Fried food reminds me of Rome, reminds me of dinner at Scarpetta, reminds me of cooking an Italian feast for a client recently. Fritto misto, or "mixed fry," was the standout star--the quarterback, if you will--each time. It, too, could be your quarterback at your Super Bowl gathering. Pick your favorite vegetables and seafood and go to town!

There are a couple of different methodologies and experiences here to share that shaped this love of the mixed fry. First, before going to Italy in 2010, some chef friends recommended the best place in Rome for this dish. They were not wrong. It was so good that we multiplied the order by three by our second visit on our last night in the city after sampling other versions throughout Tuscany. When I asked for the secret, I was told a mixture of matzo meal and panko processed together. Note was taken.

The second fritto misto moment at Scarpetta was best captured in a previous "Talking SCHOP!" column, "Making 'the little shoe'"(Feb. 9, 2012): "This is the perfect fried dish. Equally sized pieces of seafood and vegetables perfectly battered and fried, dressed with salt and fried herbs and topped with thin slices of fried lemon." I took this whole dish straight to my food heart.

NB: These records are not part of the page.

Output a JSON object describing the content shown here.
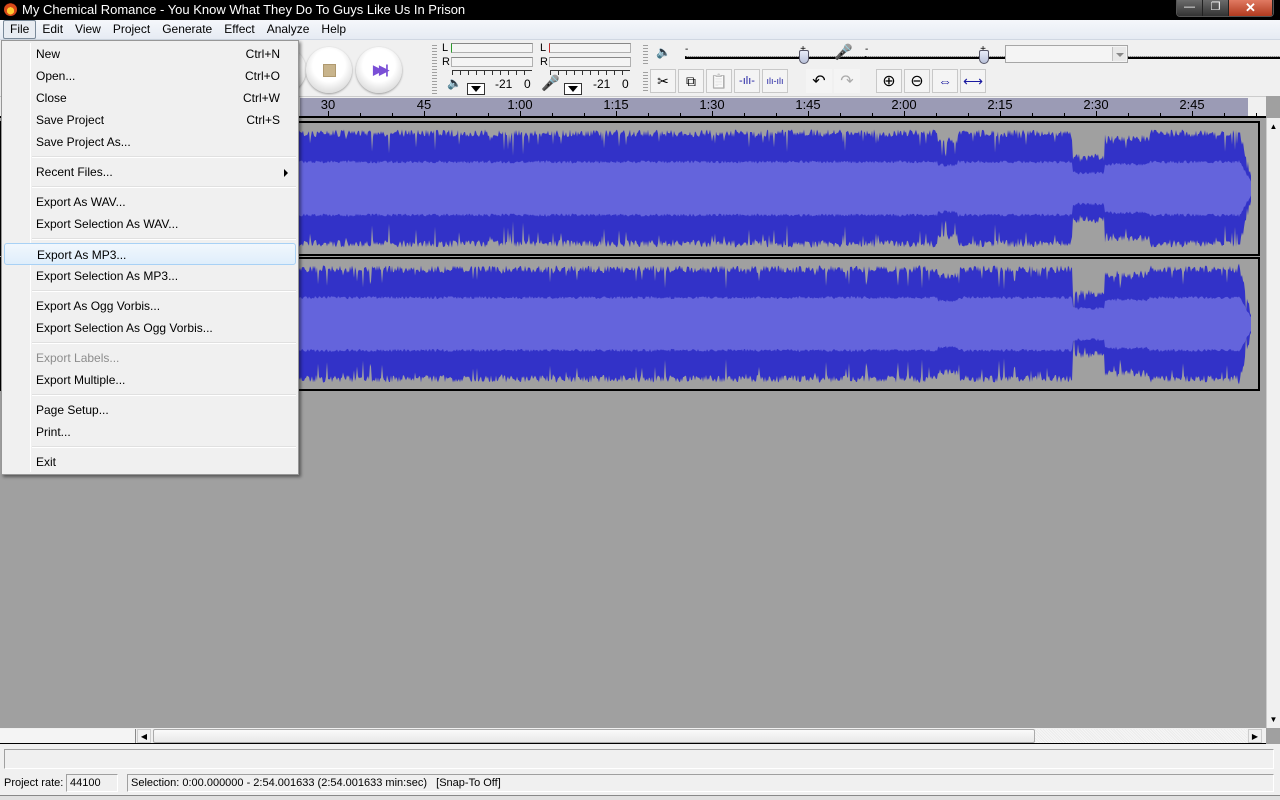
{
  "window": {
    "title": "My Chemical Romance - You Know What They Do To Guys Like Us In Prison",
    "controls": {
      "minimize": "—",
      "maximize": "❐",
      "close": "✕"
    }
  },
  "menubar": {
    "items": [
      {
        "label": "File",
        "active": true
      },
      {
        "label": "Edit"
      },
      {
        "label": "View"
      },
      {
        "label": "Project"
      },
      {
        "label": "Generate"
      },
      {
        "label": "Effect"
      },
      {
        "label": "Analyze"
      },
      {
        "label": "Help"
      }
    ]
  },
  "file_menu": {
    "items": [
      {
        "label": "New",
        "shortcut": "Ctrl+N"
      },
      {
        "label": "Open...",
        "shortcut": "Ctrl+O"
      },
      {
        "label": "Close",
        "shortcut": "Ctrl+W"
      },
      {
        "label": "Save Project",
        "shortcut": "Ctrl+S"
      },
      {
        "label": "Save Project As...",
        "shortcut": ""
      },
      {
        "separator": true
      },
      {
        "label": "Recent Files...",
        "shortcut": "",
        "submenu": true
      },
      {
        "separator": true
      },
      {
        "label": "Export As WAV...",
        "shortcut": ""
      },
      {
        "label": "Export Selection As WAV...",
        "shortcut": ""
      },
      {
        "separator": true
      },
      {
        "label": "Export As MP3...",
        "shortcut": "",
        "highlighted": true
      },
      {
        "label": "Export Selection As MP3...",
        "shortcut": ""
      },
      {
        "separator": true
      },
      {
        "label": "Export As Ogg Vorbis...",
        "shortcut": ""
      },
      {
        "label": "Export Selection As Ogg Vorbis...",
        "shortcut": ""
      },
      {
        "separator": true
      },
      {
        "label": "Export Labels...",
        "shortcut": "",
        "disabled": true
      },
      {
        "label": "Export Multiple...",
        "shortcut": ""
      },
      {
        "separator": true
      },
      {
        "label": "Page Setup...",
        "shortcut": ""
      },
      {
        "label": "Print...",
        "shortcut": ""
      },
      {
        "separator": true
      },
      {
        "label": "Exit",
        "shortcut": ""
      }
    ]
  },
  "meters": {
    "playback": {
      "channels": [
        "L",
        "R"
      ],
      "scale_labels": [
        "-21",
        "0"
      ],
      "icon": "speaker-icon"
    },
    "recording": {
      "channels": [
        "L",
        "R"
      ],
      "scale_labels": [
        "-21",
        "0"
      ],
      "icon": "microphone-icon"
    }
  },
  "mixer": {
    "output_volume": {
      "minus": "-",
      "plus": "+",
      "value_fraction": 1.0
    },
    "input_volume": {
      "minus": "-",
      "plus": "+",
      "value_fraction": 1.0
    },
    "input_source_value": ""
  },
  "edit_toolbar": {
    "buttons": [
      {
        "name": "cut-button",
        "icon": "✂"
      },
      {
        "name": "copy-button",
        "icon": "⧉"
      },
      {
        "name": "paste-button",
        "icon": "📋",
        "disabled": true
      },
      {
        "name": "trim-button",
        "icon": "-ılı-"
      },
      {
        "name": "silence-button",
        "icon": "ılı-ılı"
      },
      {
        "name": "undo-button",
        "icon": "↶"
      },
      {
        "name": "redo-button",
        "icon": "↷",
        "disabled": true
      },
      {
        "name": "zoom-in-button",
        "icon": "⊕"
      },
      {
        "name": "zoom-out-button",
        "icon": "⊖"
      },
      {
        "name": "fit-selection-button",
        "icon": "⇔"
      },
      {
        "name": "fit-project-button",
        "icon": "⟷"
      }
    ]
  },
  "ruler": {
    "labels": [
      "30",
      "45",
      "1:00",
      "1:15",
      "1:30",
      "1:45",
      "2:00",
      "2:15",
      "2:30",
      "2:45"
    ],
    "label_seconds": [
      30,
      45,
      60,
      75,
      90,
      105,
      120,
      135,
      150,
      165
    ]
  },
  "tracks": {
    "count": 2,
    "duration_seconds": 174.001633,
    "colors": {
      "waveform": "#3232c8",
      "rms": "#6464dc",
      "background": "#c0c0c0",
      "selected_background": "#a0a0a0"
    }
  },
  "status": {
    "message": "",
    "project_rate_label": "Project rate:",
    "project_rate_value": "44100",
    "selection_text": "Selection: 0:00.000000 - 2:54.001633 (2:54.001633 min:sec)   [Snap-To Off]"
  }
}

I took these two awesome experiences and put it into my first try at a mixed fry for a client's antipasti course. It consisted of chickpeas, string beans, sliced portabella mushrooms, smelts, zucchini, lemon and rosemary. The only debate was using a light batter (like tempura) or just a dusting of seasoned flour. Still working that out, but the latter proves to be the easiest--just make sure your items are moist so the dusting will stick.

And listen, this is America: You can fry whatever you want to fry! When you find delicious, fresh and seasonal items at your local grocery store, farmers market or fishmonger, put it up in the fry mix. I would only add that if it's something soft or that doesn't have a self-contained skin like a piece of an apple or banana, then go with a batter to seal it in.

Since I don't have a nickel in this dime of a game, I don't mind being at the stove frying and scoring the food touchdown of the night! Go ... uh ... GO BEYONCE!

Enjoy, get eating and thanks for reading!

Kysha Harris is a food writer, culinary producer, consultant and owner of SCHOP!, a personalized food service offering weekly and in-home entertaining packages. Questions? Comments? Requests? Feedback? Invitations! Email her at kysha@iSCHOP.com, follow her on Twitter @SCHOPgirl or Facebook www.facebook.com/SCHOPnyc or chat with her on Instant Messenger at AskSCHOP, Monday-Friday, 6-8 p.m. For even more recipes, tips and food musings, subscribe to her blog at www.talkingSCHOP.wordpress.com.